Material shown below:

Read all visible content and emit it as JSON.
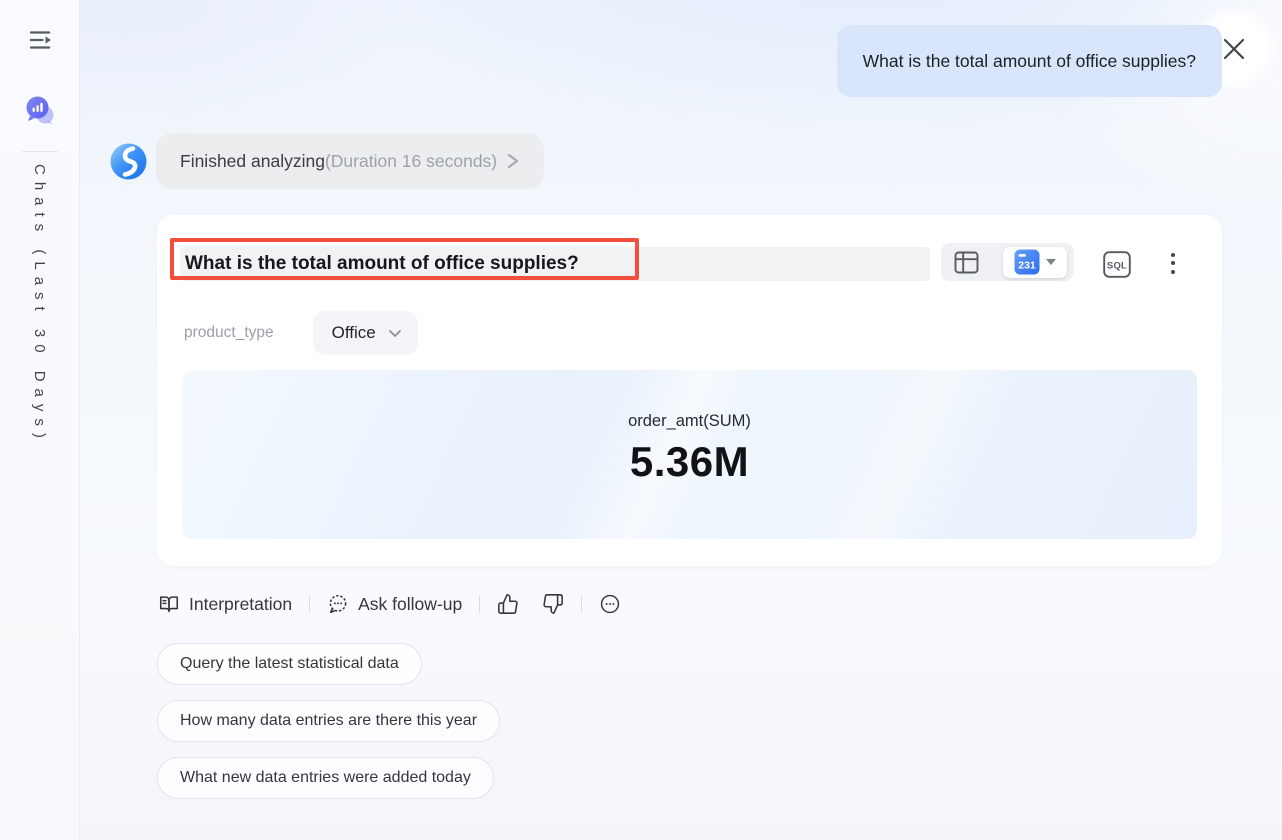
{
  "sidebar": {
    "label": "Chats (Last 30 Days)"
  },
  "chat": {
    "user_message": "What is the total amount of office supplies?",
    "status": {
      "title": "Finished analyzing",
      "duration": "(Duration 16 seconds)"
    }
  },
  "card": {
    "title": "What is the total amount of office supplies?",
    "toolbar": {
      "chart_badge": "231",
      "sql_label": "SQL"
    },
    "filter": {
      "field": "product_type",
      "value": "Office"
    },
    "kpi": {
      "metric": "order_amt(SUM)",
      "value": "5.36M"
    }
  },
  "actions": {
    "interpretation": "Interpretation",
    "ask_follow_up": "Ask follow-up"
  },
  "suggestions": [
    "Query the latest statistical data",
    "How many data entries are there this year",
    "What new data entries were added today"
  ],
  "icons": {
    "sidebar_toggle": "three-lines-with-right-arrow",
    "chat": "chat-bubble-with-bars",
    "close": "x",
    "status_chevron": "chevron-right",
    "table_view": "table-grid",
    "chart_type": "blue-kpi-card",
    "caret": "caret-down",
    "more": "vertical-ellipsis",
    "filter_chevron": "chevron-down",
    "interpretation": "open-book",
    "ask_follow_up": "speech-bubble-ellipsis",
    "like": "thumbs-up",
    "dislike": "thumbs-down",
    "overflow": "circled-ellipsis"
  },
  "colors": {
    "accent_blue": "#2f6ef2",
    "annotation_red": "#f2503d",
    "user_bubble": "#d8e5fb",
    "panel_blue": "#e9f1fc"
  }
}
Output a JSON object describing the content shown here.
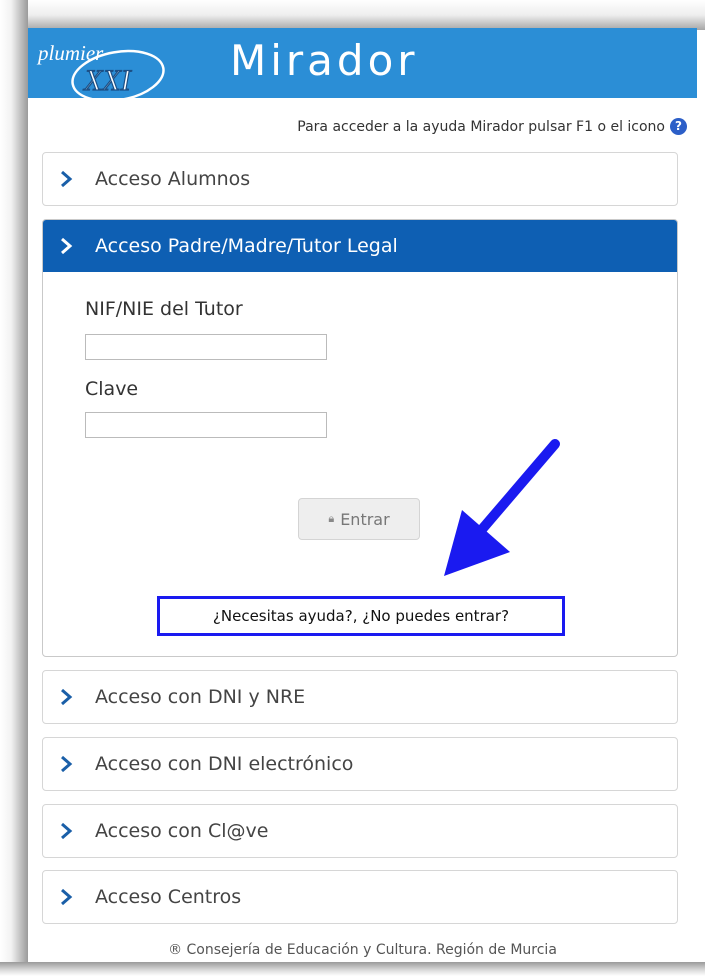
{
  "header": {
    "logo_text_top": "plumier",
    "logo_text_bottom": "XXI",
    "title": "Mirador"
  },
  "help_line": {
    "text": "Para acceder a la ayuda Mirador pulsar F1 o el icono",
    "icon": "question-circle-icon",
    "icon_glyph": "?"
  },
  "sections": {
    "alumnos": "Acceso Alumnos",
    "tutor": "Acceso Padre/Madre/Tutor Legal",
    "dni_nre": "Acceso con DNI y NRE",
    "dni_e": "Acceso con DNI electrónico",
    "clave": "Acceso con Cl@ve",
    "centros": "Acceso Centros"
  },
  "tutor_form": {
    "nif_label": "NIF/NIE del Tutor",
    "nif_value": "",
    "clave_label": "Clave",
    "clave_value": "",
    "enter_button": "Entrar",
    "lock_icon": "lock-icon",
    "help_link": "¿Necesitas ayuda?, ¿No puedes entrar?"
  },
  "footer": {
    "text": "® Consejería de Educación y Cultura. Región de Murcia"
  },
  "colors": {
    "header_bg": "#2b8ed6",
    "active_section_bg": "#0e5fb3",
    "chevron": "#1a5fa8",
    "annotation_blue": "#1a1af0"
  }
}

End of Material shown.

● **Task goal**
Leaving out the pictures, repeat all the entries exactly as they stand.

● **Written solution**
Read all visible content and emit it as JSON.
{
  "sidebar": {
    "label": "Chats (Last 30 Days)"
  },
  "chat": {
    "user_message": "What is the total amount of office supplies?",
    "status": {
      "title": "Finished analyzing",
      "duration": "(Duration 16 seconds)"
    }
  },
  "card": {
    "title": "What is the total amount of office supplies?",
    "toolbar": {
      "chart_badge": "231",
      "sql_label": "SQL"
    },
    "filter": {
      "field": "product_type",
      "value": "Office"
    },
    "kpi": {
      "metric": "order_amt(SUM)",
      "value": "5.36M"
    }
  },
  "actions": {
    "interpretation": "Interpretation",
    "ask_follow_up": "Ask follow-up"
  },
  "suggestions": [
    "Query the latest statistical data",
    "How many data entries are there this year",
    "What new data entries were added today"
  ],
  "icons": {
    "sidebar_toggle": "three-lines-with-right-arrow",
    "chat": "chat-bubble-with-bars",
    "close": "x",
    "status_chevron": "chevron-right",
    "table_view": "table-grid",
    "chart_type": "blue-kpi-card",
    "caret": "caret-down",
    "more": "vertical-ellipsis",
    "filter_chevron": "chevron-down",
    "interpretation": "open-book",
    "ask_follow_up": "speech-bubble-ellipsis",
    "like": "thumbs-up",
    "dislike": "thumbs-down",
    "overflow": "circled-ellipsis"
  },
  "colors": {
    "accent_blue": "#2f6ef2",
    "annotation_red": "#f2503d",
    "user_bubble": "#d8e5fb",
    "panel_blue": "#e9f1fc"
  }
}
Output a JSON object describing the content shown here.
{
  "header": {
    "logo_text_top": "plumier",
    "logo_text_bottom": "XXI",
    "title": "Mirador"
  },
  "help_line": {
    "text": "Para acceder a la ayuda Mirador pulsar F1 o el icono",
    "icon": "question-circle-icon",
    "icon_glyph": "?"
  },
  "sections": {
    "alumnos": "Acceso Alumnos",
    "tutor": "Acceso Padre/Madre/Tutor Legal",
    "dni_nre": "Acceso con DNI y NRE",
    "dni_e": "Acceso con DNI electrónico",
    "clave": "Acceso con Cl@ve",
    "centros": "Acceso Centros"
  },
  "tutor_form": {
    "nif_label": "NIF/NIE del Tutor",
    "nif_value": "",
    "clave_label": "Clave",
    "clave_value": "",
    "enter_button": "Entrar",
    "lock_icon": "lock-icon",
    "help_link": "¿Necesitas ayuda?, ¿No puedes entrar?"
  },
  "footer": {
    "text": "® Consejería de Educación y Cultura. Región de Murcia"
  },
  "colors": {
    "header_bg": "#2b8ed6",
    "active_section_bg": "#0e5fb3",
    "chevron": "#1a5fa8",
    "annotation_blue": "#1a1af0"
  }
}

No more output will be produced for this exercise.